Each year, Villani personally donates hundreds of toys and gifts to the residents. In June, she hired an ice cream truck and scooped ice cream for the boys on their last day of school.
“I do a lot of it in memory of my son,” she said. “I think he would be proud of me.”
Villani supports several other nonprofit organizations, including the Perkins School for the Blind. She oversees the advisory committee of Coldwell Banker Residential Brokerage Cares, the charitable arm of Coldwell Banker Residential Brokerage in New England.
Villani’s husband, Steve, an executive at Boston-based construction management firm Walsh Bros., and daughter, Tiffany, 36, have supported her throughout her career, she said.
Her grandson, Logan, 4, is also a big booster of his grandmother, whom he calls “Boo-boo.”
On the day she was appointed president of the company, Logan greeted her with a cake that said: “Congratulations, President Boo-boo.”
While the residential real estate market has been rough, Villani said she sees improvement “in pockets.”
She stressed, however, “There are agents in this company where the market never matters to them. They just continue to list and sell.”
To show her appreciation, in April Villani hosted an agent appreciation gala at the Museum of Fine Arts, attended by 1,600.
Aware that the home-buying process has changed, the company recently updated its website to make it more consumer-friendly – a project Villani described as a massive, but successful, IT effort.

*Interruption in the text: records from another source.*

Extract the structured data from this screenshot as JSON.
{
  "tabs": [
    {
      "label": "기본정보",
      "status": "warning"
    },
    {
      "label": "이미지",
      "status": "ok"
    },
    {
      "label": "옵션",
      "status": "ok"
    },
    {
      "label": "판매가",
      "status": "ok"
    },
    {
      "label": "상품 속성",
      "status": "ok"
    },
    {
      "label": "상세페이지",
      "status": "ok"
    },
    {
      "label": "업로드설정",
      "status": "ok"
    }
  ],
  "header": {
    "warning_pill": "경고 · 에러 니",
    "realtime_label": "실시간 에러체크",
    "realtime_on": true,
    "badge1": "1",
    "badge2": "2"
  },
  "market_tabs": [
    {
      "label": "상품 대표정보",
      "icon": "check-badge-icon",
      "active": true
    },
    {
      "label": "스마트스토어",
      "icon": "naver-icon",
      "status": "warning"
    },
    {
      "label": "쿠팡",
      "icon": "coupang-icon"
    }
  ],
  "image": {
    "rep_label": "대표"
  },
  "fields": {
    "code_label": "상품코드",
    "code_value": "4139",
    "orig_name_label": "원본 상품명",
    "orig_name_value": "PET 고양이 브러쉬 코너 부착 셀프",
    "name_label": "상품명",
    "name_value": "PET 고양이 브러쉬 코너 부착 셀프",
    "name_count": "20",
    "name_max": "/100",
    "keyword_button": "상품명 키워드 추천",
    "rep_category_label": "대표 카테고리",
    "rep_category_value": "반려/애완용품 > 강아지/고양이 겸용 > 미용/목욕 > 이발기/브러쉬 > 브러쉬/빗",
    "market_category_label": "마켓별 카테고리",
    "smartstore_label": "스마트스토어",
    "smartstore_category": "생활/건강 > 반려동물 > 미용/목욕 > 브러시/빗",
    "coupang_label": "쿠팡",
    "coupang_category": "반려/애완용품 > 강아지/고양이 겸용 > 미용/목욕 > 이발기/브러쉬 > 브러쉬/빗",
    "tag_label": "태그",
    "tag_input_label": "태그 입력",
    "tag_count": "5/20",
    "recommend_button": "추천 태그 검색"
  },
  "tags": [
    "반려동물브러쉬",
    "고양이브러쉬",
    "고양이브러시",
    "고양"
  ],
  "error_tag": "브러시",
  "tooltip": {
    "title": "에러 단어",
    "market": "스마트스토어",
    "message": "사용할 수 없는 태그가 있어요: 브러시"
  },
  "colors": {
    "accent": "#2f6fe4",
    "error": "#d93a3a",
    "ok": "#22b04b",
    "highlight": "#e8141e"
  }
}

“I’m very proud of the employees and agents in this company,” she said. “I’m so grateful to make a difference in the lives of our agents, and our charitable work is very important.”